To add an opinion on the question from Paul about 'expected' behavior, I was working off the documentation for Numerical Python, and there were no caveats in there about MA.<op> working one way, and MA.<op>.reduce working another. The answer is always in the documentation, especially for users like me who don't have time or knkowledge to go reading thru all the code modules to try and figure out what is happening. From a purely user standpoint, I would expect a masked array to retain it's mask-edness at all times, unless I explicitly tell it not to. In that case, I would still expect it to replace the 'masked' cells with the original masked value, and not just arbitrarily assign some other value, such as 0.
Thanks again for the prompt reply.
_______________________________________________ Numpy-discussion mailing list Numpy-discussion@lists.sourceforge.net https://lists.sourceforge.net/lists/listinfo/numpy-discussion
Paul,
Well, you're right. I did misunderstand your reply, as well as what the various functions were supposed to do. I was mis-using the sum, minimum, maximum as tho they were MA.<op>.reduce, and my test case didn't point out the difference. I should always have been doing the .reduce version.
I apologize for this!
I found a section on page 45 of the Numerical Python text (PDF form, July 13, 2001) that defines sum as 'The sum function is a synonym for the reduce method of the add ufunc. It returns the sum of all the elements in the sequence given along the specified axis (first axis by default).'
This is where I would expect to see a caveat about it not retaining any mask-edness.
I was misussing the MA.minimum and MA.maximum as tho they were .reduce version. My bad.
The MA.average does produce a masked array, but it has changed the 'missing value' to fill_value=[ 1.00000002e+020,]). I do find this a bit odd, since the other reductions didn't change the fill value.

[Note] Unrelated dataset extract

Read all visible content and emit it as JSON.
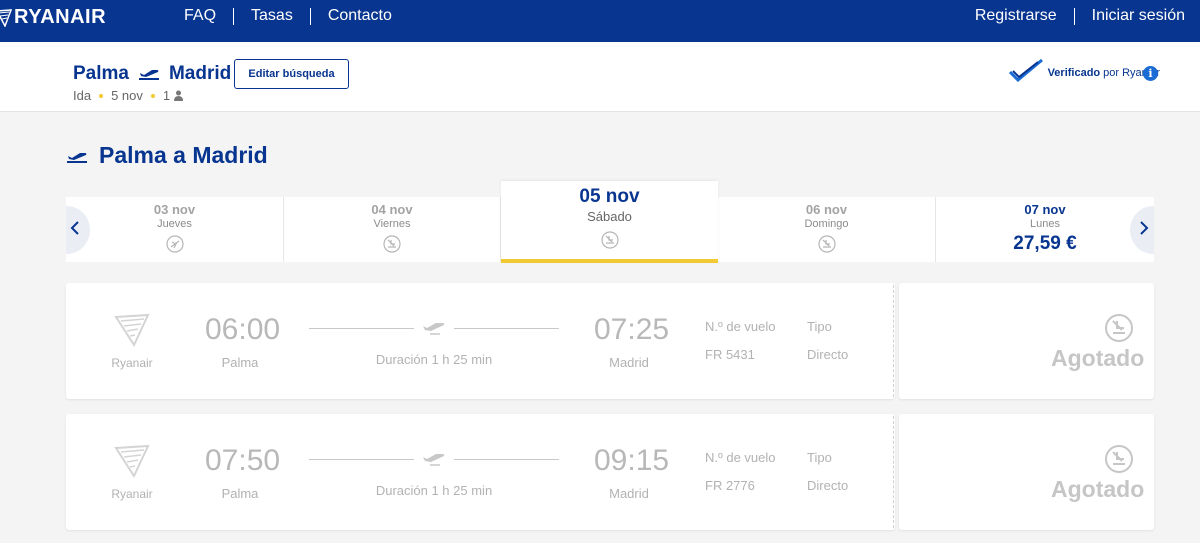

Anyway, I can now get the stats I want in a format I want, and I understand better the various functions for array/masked array.
Thanks for the comments/input.
sue